TRY IT
Repeat the data in full. Drop every picture.

** Opening THE INPUT block **

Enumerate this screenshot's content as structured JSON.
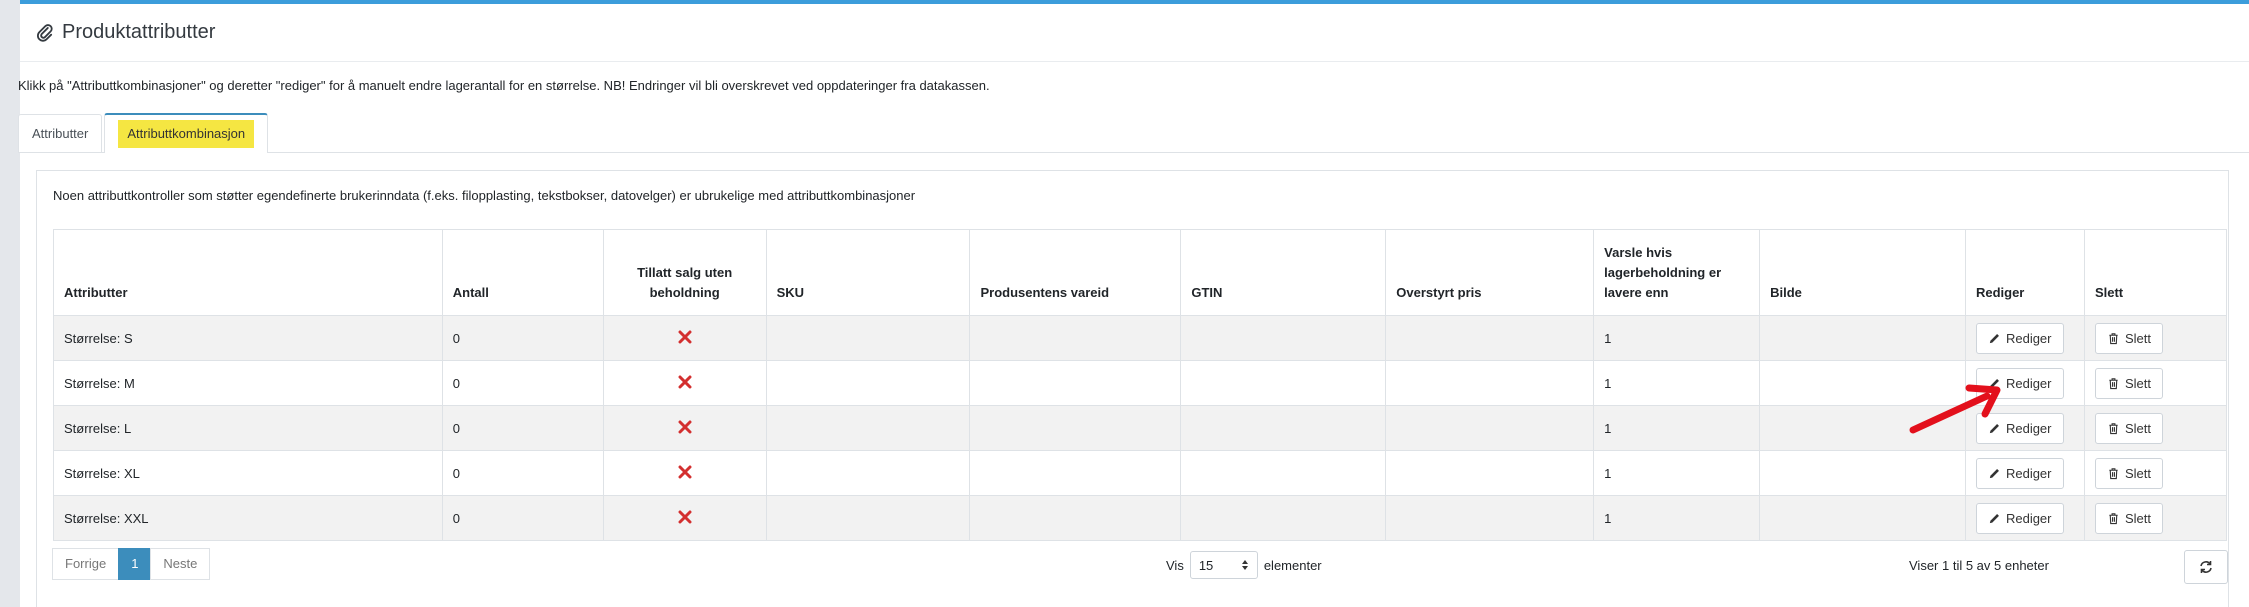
{
  "header": {
    "title": "Produktattributter",
    "icon": "paperclip-icon"
  },
  "notice": "Klikk på \"Attributtkombinasjoner\" og deretter \"rediger\" for å manuelt endre lagerantall for en størrelse. NB! Endringer vil bli overskrevet ved oppdateringer fra datakassen.",
  "tabs": [
    {
      "label": "Attributter",
      "active": false
    },
    {
      "label": "Attributtkombinasjon",
      "active": true
    }
  ],
  "info": "Noen attributtkontroller som støtter egendefinerte brukerinndata (f.eks. filopplasting, tekstbokser, datovelger) er ubrukelige med attributtkombinasjoner",
  "table": {
    "columns": [
      "Attributter",
      "Antall",
      "Tillatt salg uten beholdning",
      "SKU",
      "Produsentens vareid",
      "GTIN",
      "Overstyrt pris",
      "Varsle hvis lagerbeholdning er lavere enn",
      "Bilde",
      "Rediger",
      "Slett"
    ],
    "rows": [
      {
        "attribute": "Størrelse: S",
        "quantity": "0",
        "allow_oos": false,
        "sku": "",
        "manufacturer_id": "",
        "gtin": "",
        "override_price": "",
        "notify_below": "1",
        "image": "",
        "edit_label": "Rediger",
        "delete_label": "Slett"
      },
      {
        "attribute": "Størrelse: M",
        "quantity": "0",
        "allow_oos": false,
        "sku": "",
        "manufacturer_id": "",
        "gtin": "",
        "override_price": "",
        "notify_below": "1",
        "image": "",
        "edit_label": "Rediger",
        "delete_label": "Slett"
      },
      {
        "attribute": "Størrelse: L",
        "quantity": "0",
        "allow_oos": false,
        "sku": "",
        "manufacturer_id": "",
        "gtin": "",
        "override_price": "",
        "notify_below": "1",
        "image": "",
        "edit_label": "Rediger",
        "delete_label": "Slett"
      },
      {
        "attribute": "Størrelse: XL",
        "quantity": "0",
        "allow_oos": false,
        "sku": "",
        "manufacturer_id": "",
        "gtin": "",
        "override_price": "",
        "notify_below": "1",
        "image": "",
        "edit_label": "Rediger",
        "delete_label": "Slett"
      },
      {
        "attribute": "Størrelse: XXL",
        "quantity": "0",
        "allow_oos": false,
        "sku": "",
        "manufacturer_id": "",
        "gtin": "",
        "override_price": "",
        "notify_below": "1",
        "image": "",
        "edit_label": "Rediger",
        "delete_label": "Slett"
      }
    ]
  },
  "pagination": {
    "prev": "Forrige",
    "current": "1",
    "next": "Neste"
  },
  "page_size": {
    "prefix": "Vis",
    "value": "15",
    "suffix": "elementer"
  },
  "summary": "Viser 1 til 5 av 5 enheter",
  "colors": {
    "accent": "#3c8dbc",
    "highlight": "#f5e642",
    "delete_mark": "#d32f2f",
    "annotation_arrow": "#e3101c"
  }
}
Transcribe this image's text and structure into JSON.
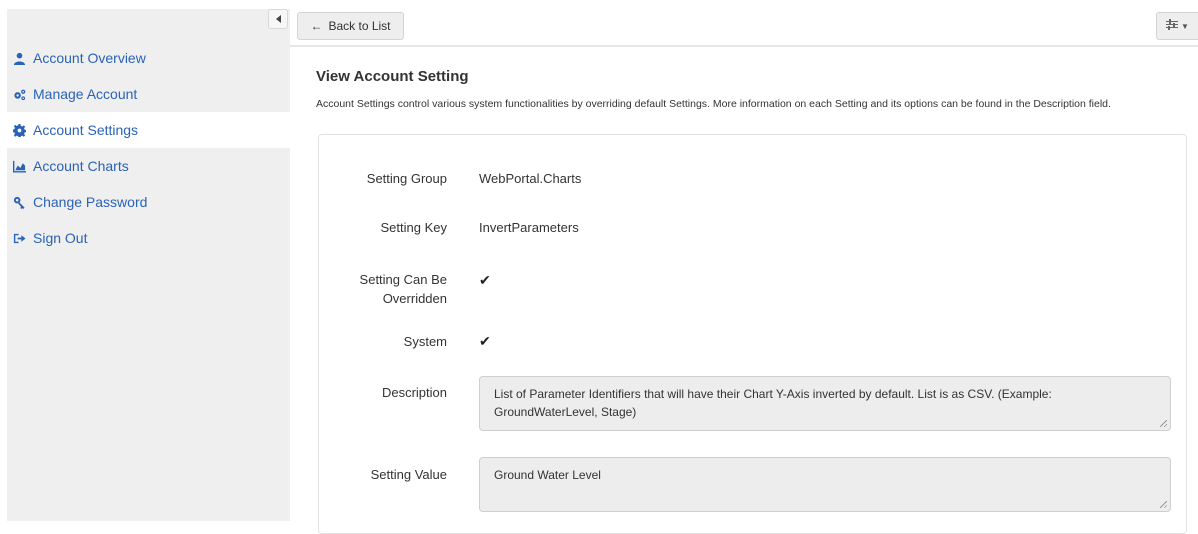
{
  "sidebar": {
    "items": [
      {
        "label": "Account Overview",
        "icon": "user-icon",
        "active": false
      },
      {
        "label": "Manage Account",
        "icon": "cogs-icon",
        "active": false
      },
      {
        "label": "Account Settings",
        "icon": "gear-icon",
        "active": true
      },
      {
        "label": "Account Charts",
        "icon": "area-chart-icon",
        "active": false
      },
      {
        "label": "Change Password",
        "icon": "key-icon",
        "active": false
      },
      {
        "label": "Sign Out",
        "icon": "sign-out-icon",
        "active": false
      }
    ]
  },
  "toolbar": {
    "back_label": "Back to List",
    "settings_icon": "sliders-icon"
  },
  "page": {
    "title": "View Account Setting",
    "description": "Account Settings control various system functionalities by overriding default Settings. More information on each Setting and its options can be found in the Description field."
  },
  "form": {
    "setting_group_label": "Setting Group",
    "setting_group_value": "WebPortal.Charts",
    "setting_key_label": "Setting Key",
    "setting_key_value": "InvertParameters",
    "can_be_overridden_label_1": "Setting Can Be",
    "can_be_overridden_label_2": "Overridden",
    "can_be_overridden_value": "✔",
    "system_label": "System",
    "system_value": "✔",
    "description_label": "Description",
    "description_value": "List of Parameter Identifiers that will have their Chart Y-Axis inverted by default. List is as CSV. (Example: GroundWaterLevel, Stage)",
    "setting_value_label": "Setting Value",
    "setting_value_value": "Ground Water Level"
  },
  "colors": {
    "link": "#2a63b5",
    "sidebar_bg": "#efefef",
    "field_bg": "#ededed"
  }
}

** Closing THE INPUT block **

OUTPUT
Enumerate this screenshot's content as structured JSON.
{
  "header": {
    "title": "Produktattributter",
    "icon": "paperclip-icon"
  },
  "notice": "Klikk på \"Attributtkombinasjoner\" og deretter \"rediger\" for å manuelt endre lagerantall for en størrelse. NB! Endringer vil bli overskrevet ved oppdateringer fra datakassen.",
  "tabs": [
    {
      "label": "Attributter",
      "active": false
    },
    {
      "label": "Attributtkombinasjon",
      "active": true
    }
  ],
  "info": "Noen attributtkontroller som støtter egendefinerte brukerinndata (f.eks. filopplasting, tekstbokser, datovelger) er ubrukelige med attributtkombinasjoner",
  "table": {
    "columns": [
      "Attributter",
      "Antall",
      "Tillatt salg uten beholdning",
      "SKU",
      "Produsentens vareid",
      "GTIN",
      "Overstyrt pris",
      "Varsle hvis lagerbeholdning er lavere enn",
      "Bilde",
      "Rediger",
      "Slett"
    ],
    "rows": [
      {
        "attribute": "Størrelse: S",
        "quantity": "0",
        "allow_oos": false,
        "sku": "",
        "manufacturer_id": "",
        "gtin": "",
        "override_price": "",
        "notify_below": "1",
        "image": "",
        "edit_label": "Rediger",
        "delete_label": "Slett"
      },
      {
        "attribute": "Størrelse: M",
        "quantity": "0",
        "allow_oos": false,
        "sku": "",
        "manufacturer_id": "",
        "gtin": "",
        "override_price": "",
        "notify_below": "1",
        "image": "",
        "edit_label": "Rediger",
        "delete_label": "Slett"
      },
      {
        "attribute": "Størrelse: L",
        "quantity": "0",
        "allow_oos": false,
        "sku": "",
        "manufacturer_id": "",
        "gtin": "",
        "override_price": "",
        "notify_below": "1",
        "image": "",
        "edit_label": "Rediger",
        "delete_label": "Slett"
      },
      {
        "attribute": "Størrelse: XL",
        "quantity": "0",
        "allow_oos": false,
        "sku": "",
        "manufacturer_id": "",
        "gtin": "",
        "override_price": "",
        "notify_below": "1",
        "image": "",
        "edit_label": "Rediger",
        "delete_label": "Slett"
      },
      {
        "attribute": "Størrelse: XXL",
        "quantity": "0",
        "allow_oos": false,
        "sku": "",
        "manufacturer_id": "",
        "gtin": "",
        "override_price": "",
        "notify_below": "1",
        "image": "",
        "edit_label": "Rediger",
        "delete_label": "Slett"
      }
    ]
  },
  "pagination": {
    "prev": "Forrige",
    "current": "1",
    "next": "Neste"
  },
  "page_size": {
    "prefix": "Vis",
    "value": "15",
    "suffix": "elementer"
  },
  "summary": "Viser 1 til 5 av 5 enheter",
  "colors": {
    "accent": "#3c8dbc",
    "highlight": "#f5e642",
    "delete_mark": "#d32f2f",
    "annotation_arrow": "#e3101c"
  }
}
Transcribe this image's text and structure into JSON.
{
  "sidebar": {
    "items": [
      {
        "label": "Account Overview",
        "icon": "user-icon",
        "active": false
      },
      {
        "label": "Manage Account",
        "icon": "cogs-icon",
        "active": false
      },
      {
        "label": "Account Settings",
        "icon": "gear-icon",
        "active": true
      },
      {
        "label": "Account Charts",
        "icon": "area-chart-icon",
        "active": false
      },
      {
        "label": "Change Password",
        "icon": "key-icon",
        "active": false
      },
      {
        "label": "Sign Out",
        "icon": "sign-out-icon",
        "active": false
      }
    ]
  },
  "toolbar": {
    "back_label": "Back to List",
    "settings_icon": "sliders-icon"
  },
  "page": {
    "title": "View Account Setting",
    "description": "Account Settings control various system functionalities by overriding default Settings. More information on each Setting and its options can be found in the Description field."
  },
  "form": {
    "setting_group_label": "Setting Group",
    "setting_group_value": "WebPortal.Charts",
    "setting_key_label": "Setting Key",
    "setting_key_value": "InvertParameters",
    "can_be_overridden_label_1": "Setting Can Be",
    "can_be_overridden_label_2": "Overridden",
    "can_be_overridden_value": "✔",
    "system_label": "System",
    "system_value": "✔",
    "description_label": "Description",
    "description_value": "List of Parameter Identifiers that will have their Chart Y-Axis inverted by default. List is as CSV. (Example: GroundWaterLevel, Stage)",
    "setting_value_label": "Setting Value",
    "setting_value_value": "Ground Water Level"
  },
  "colors": {
    "link": "#2a63b5",
    "sidebar_bg": "#efefef",
    "field_bg": "#ededed"
  }
}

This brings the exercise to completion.